> _What is needed_
What lines in the material hold the string "role"? Return every one of them.

-- Data for the task follows --

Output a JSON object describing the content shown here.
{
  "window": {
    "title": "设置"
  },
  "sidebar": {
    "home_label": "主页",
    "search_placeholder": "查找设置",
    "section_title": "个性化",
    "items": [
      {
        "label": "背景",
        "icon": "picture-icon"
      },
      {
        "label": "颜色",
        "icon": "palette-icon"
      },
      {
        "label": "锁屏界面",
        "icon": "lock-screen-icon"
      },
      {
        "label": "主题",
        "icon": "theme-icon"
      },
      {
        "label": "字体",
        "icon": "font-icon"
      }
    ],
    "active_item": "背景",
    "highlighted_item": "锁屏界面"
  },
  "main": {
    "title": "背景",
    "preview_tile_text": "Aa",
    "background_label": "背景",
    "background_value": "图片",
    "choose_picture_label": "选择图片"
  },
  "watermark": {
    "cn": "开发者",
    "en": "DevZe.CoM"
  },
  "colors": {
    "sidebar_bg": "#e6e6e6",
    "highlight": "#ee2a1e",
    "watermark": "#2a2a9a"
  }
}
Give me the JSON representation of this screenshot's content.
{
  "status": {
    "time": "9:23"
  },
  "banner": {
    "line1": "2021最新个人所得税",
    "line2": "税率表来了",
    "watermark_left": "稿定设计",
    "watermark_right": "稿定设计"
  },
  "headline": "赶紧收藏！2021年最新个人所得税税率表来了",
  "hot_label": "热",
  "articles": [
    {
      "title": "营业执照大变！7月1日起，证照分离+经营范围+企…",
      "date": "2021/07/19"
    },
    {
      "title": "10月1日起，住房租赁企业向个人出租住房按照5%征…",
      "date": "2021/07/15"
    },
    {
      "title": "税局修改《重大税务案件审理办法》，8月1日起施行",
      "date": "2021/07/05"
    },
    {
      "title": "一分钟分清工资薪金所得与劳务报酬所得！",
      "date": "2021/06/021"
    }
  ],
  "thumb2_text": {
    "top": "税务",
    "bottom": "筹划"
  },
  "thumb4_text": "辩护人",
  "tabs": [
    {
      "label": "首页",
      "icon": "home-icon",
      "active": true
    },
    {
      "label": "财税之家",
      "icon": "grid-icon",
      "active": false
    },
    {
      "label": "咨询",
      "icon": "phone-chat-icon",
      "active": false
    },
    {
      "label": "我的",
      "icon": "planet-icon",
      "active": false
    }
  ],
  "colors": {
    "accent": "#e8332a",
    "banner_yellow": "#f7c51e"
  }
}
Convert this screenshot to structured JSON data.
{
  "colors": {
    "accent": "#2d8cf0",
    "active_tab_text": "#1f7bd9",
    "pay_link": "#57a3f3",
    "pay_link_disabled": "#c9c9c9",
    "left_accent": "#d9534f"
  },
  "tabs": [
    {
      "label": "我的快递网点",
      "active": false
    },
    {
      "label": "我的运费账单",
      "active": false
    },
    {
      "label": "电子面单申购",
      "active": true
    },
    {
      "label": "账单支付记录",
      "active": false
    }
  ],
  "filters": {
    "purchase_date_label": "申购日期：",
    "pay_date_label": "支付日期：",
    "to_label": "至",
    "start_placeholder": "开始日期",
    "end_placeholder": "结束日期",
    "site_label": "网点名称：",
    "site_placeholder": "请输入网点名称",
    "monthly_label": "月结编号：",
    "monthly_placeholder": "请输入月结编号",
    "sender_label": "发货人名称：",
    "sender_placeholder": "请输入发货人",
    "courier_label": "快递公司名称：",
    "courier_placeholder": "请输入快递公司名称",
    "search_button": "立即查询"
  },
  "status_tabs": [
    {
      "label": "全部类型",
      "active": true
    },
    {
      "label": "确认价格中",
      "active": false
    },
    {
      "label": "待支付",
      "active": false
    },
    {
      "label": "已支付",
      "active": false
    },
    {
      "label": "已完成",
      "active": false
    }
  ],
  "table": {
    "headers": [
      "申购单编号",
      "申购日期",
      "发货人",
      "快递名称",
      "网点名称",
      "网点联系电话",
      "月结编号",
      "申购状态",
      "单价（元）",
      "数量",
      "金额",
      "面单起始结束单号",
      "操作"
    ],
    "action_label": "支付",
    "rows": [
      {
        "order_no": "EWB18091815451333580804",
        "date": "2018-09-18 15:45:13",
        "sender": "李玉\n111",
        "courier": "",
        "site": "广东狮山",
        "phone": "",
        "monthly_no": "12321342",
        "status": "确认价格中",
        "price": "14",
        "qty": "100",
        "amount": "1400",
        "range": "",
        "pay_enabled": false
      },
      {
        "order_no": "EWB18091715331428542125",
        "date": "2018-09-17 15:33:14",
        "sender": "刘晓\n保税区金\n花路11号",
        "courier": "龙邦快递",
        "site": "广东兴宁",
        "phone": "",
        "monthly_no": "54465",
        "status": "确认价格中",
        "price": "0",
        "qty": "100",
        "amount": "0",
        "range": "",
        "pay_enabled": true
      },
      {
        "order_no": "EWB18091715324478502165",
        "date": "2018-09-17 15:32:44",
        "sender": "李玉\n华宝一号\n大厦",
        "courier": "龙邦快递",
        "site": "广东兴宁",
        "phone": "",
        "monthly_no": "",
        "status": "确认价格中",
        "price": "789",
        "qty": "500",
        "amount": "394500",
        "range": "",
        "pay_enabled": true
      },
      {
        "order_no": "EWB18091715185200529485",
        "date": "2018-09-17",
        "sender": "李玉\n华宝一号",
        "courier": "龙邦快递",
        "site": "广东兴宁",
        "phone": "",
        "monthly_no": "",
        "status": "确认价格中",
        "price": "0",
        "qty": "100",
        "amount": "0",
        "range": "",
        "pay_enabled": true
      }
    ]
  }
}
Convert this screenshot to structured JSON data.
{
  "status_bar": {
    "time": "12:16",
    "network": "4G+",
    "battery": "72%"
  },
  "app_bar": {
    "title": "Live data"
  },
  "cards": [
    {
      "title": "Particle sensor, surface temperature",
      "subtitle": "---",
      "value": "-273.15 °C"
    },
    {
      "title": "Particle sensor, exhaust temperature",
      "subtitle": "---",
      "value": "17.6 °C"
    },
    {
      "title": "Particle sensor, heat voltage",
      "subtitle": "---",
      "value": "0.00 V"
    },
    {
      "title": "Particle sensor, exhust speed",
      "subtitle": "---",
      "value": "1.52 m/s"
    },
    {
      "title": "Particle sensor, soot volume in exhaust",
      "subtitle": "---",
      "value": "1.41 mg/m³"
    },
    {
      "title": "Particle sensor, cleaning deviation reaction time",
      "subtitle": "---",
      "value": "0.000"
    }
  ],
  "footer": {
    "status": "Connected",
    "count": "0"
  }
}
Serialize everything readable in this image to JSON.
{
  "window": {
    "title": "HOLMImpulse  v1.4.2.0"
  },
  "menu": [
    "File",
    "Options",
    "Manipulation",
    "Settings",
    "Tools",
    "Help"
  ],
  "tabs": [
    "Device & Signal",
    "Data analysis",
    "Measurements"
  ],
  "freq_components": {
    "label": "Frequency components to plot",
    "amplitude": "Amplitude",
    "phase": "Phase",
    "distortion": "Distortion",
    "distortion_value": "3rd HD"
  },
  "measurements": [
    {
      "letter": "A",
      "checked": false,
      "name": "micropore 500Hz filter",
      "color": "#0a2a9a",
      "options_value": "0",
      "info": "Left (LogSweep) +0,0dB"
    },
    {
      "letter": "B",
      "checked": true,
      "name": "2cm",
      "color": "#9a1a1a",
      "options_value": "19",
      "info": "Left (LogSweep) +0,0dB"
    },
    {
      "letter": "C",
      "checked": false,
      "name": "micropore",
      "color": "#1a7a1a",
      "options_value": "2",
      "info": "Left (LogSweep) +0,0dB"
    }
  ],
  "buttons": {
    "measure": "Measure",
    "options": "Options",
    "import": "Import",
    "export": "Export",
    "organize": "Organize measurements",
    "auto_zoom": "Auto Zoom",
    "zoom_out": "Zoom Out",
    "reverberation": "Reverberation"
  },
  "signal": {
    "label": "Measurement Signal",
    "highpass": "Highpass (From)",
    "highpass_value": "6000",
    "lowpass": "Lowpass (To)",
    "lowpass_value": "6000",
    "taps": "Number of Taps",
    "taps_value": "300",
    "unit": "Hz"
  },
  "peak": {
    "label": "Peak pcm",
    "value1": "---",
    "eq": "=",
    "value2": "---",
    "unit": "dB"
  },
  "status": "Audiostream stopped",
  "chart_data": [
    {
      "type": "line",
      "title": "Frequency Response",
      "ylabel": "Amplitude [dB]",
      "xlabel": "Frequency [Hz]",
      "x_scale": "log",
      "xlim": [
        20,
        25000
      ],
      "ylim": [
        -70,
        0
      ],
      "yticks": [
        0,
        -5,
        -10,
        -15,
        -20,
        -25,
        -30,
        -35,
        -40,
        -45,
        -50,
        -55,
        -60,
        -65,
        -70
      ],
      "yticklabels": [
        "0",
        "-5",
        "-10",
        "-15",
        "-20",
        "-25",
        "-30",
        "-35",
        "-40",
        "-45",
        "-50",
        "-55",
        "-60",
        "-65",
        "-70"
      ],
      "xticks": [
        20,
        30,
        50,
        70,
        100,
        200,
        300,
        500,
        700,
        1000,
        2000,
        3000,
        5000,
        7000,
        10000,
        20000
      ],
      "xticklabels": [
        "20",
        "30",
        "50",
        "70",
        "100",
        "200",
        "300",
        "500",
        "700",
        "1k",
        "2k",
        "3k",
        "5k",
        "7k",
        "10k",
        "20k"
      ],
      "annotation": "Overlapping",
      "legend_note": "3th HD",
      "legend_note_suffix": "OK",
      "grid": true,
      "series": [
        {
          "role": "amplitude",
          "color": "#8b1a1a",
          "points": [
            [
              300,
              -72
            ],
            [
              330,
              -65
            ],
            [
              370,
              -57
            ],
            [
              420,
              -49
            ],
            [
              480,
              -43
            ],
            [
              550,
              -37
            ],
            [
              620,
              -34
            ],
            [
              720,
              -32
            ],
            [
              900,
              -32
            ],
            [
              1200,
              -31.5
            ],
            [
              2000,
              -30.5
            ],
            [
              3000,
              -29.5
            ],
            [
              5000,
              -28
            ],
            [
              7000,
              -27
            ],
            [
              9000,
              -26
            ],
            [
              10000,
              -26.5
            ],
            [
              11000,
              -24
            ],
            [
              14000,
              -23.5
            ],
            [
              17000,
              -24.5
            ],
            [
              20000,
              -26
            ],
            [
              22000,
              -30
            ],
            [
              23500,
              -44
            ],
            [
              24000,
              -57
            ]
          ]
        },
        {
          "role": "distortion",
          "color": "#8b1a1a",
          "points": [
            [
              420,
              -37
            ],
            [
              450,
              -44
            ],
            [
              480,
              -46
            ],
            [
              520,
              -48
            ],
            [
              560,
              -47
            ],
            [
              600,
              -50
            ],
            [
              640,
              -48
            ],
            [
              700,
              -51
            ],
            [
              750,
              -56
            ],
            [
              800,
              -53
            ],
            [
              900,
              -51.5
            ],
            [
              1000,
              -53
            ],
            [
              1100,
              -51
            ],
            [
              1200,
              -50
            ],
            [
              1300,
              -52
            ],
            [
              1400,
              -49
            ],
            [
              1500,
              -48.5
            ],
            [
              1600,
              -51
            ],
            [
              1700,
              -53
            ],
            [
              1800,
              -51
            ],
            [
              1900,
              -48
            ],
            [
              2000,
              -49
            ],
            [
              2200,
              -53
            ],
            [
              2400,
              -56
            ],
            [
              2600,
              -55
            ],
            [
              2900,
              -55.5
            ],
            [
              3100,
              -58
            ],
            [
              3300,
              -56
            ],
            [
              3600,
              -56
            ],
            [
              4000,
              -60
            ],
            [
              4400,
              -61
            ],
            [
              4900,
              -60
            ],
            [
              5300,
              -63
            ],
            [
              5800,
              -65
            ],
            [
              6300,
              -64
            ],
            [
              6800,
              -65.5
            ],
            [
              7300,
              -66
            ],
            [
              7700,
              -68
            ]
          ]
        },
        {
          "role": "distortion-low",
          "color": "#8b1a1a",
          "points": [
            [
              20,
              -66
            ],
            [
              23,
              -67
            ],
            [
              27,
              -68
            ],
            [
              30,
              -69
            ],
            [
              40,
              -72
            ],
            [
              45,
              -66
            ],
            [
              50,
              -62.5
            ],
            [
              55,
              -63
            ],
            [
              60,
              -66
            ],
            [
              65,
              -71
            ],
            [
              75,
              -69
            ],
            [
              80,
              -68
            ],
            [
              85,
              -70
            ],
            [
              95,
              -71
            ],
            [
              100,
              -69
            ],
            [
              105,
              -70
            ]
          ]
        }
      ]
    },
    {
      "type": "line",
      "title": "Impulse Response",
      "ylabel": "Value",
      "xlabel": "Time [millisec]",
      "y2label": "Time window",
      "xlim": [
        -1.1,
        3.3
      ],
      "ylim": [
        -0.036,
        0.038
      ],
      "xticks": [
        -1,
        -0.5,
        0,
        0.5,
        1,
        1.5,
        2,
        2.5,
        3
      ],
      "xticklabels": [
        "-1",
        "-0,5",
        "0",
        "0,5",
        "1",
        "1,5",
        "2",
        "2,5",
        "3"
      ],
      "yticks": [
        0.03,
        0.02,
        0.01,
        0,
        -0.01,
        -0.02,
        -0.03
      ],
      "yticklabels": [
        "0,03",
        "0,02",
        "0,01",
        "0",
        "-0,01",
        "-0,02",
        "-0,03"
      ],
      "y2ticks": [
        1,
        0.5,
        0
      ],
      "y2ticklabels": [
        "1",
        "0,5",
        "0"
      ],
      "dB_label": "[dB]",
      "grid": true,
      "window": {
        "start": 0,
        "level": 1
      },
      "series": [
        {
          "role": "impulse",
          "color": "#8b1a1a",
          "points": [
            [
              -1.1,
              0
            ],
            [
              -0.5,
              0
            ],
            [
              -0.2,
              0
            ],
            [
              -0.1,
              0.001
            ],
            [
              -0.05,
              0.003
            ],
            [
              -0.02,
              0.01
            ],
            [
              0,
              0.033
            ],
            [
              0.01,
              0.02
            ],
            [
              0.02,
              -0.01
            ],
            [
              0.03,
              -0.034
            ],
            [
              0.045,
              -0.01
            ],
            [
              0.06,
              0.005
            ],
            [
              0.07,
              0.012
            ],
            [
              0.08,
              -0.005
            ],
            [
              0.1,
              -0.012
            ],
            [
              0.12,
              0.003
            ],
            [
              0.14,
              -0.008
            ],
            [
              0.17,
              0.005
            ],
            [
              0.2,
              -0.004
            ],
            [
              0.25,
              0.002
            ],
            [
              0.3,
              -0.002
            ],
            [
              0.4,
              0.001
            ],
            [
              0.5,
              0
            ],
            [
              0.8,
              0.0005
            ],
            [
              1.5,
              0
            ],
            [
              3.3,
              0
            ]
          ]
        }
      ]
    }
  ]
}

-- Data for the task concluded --

> _Answer section_
          "role": "amplitude",
          "role": "distortion",
          "role": "distortion-low",
          "role": "impulse",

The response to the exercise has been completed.